The second notable route that may even spark of wars between powers is the Central Corridor that has Algeria at the center of things. The Central Maghreb -Trans-African Highway goes up to Lagos. Everyone wants the Nigerian market giving birth to the new formation of the EU’s Scandinavian-Mediterranean Corridor to Africa’s Algeria-to-Nigeria which is the famous Trans Saharan Highway we studied back in school.
There are the complexities of the Turkey-Italy-Tunisia Transportation network that connects to both Algeria and Morocco then further come southwards but to West Africa and central Africa then Angola. It is these road systems that give one access to the African free trade area that Turkey decided to bring its troops to assist the Internationally recognized government in Libya another Northern gateman of Africa. Gaddafi had set up highways that connect to his southern neighbors as though he knew the Northern connection would decide the fate of the new scramble for Africa.
The third route is the one that connects East Africa to the Eastern Mediterranean and then Eastern Europe. This starts from the many Egyptian ports. It has the Famous 10,228 KM Cape Town-to- Cairo highway or the great Trans African Highway. This is the route that goes to the horn of Africa then East Africa before snaking through South African countries. Like all other routes that have wars along them, the Trans African Highway has the Nile question, Somalia and its other portion that could be used has the xenophobic South Sudanese who only know violence as an end to means.

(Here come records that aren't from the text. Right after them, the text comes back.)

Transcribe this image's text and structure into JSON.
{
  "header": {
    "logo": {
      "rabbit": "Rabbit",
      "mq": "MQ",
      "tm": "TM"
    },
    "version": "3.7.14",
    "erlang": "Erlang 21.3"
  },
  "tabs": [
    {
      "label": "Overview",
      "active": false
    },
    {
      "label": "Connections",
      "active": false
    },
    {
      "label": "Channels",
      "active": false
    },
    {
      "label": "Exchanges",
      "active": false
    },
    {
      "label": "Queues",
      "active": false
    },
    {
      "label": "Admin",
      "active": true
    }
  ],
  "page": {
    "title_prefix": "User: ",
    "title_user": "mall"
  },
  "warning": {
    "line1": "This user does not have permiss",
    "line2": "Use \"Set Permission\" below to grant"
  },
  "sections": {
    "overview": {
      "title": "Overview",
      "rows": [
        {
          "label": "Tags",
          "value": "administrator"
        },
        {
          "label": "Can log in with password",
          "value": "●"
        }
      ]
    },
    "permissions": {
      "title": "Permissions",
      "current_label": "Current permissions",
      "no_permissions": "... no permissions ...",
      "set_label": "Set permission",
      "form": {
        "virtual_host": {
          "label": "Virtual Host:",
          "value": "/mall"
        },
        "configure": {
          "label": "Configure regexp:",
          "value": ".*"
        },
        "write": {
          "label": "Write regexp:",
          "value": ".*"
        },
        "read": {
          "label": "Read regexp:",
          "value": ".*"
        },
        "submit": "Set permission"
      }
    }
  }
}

For Africa to fully utilize AfCFTA, we have to figure out why there are pockets of wars along these routes from the far West to the East, that is; who funds the insurgents operating in the deserts by the getaway to the continent. Founding infrastructure development is not a problem because there are countries willing to trade and to see through the facilitation of the movement of their merchandise. Our Northern African countries are ready to be African and frankly, Egypt was at the forefront of the formation of AfCFTA or it was just being a tool of Imperialists because it has failed to act a grown-up with Ethiopia.
Nothing is unthinkable, as usual, the world wants to use Africa but it is in our favor that they use us on AfCFTA. The growth of inner African trade could become a fundamental component of sociable peace and monetary progress on the continent, unlocking optimistic markets to established firms. The advancement of African competitiveness and productivity is an important prerequisite for the creation of employment, and in turn, a primary contributor to ease destitution. Besides, livelihood improvement is the best obstruction to wild migration surges, to halt the slave trade to the Arab world and Africans drowning in the Mediterranean.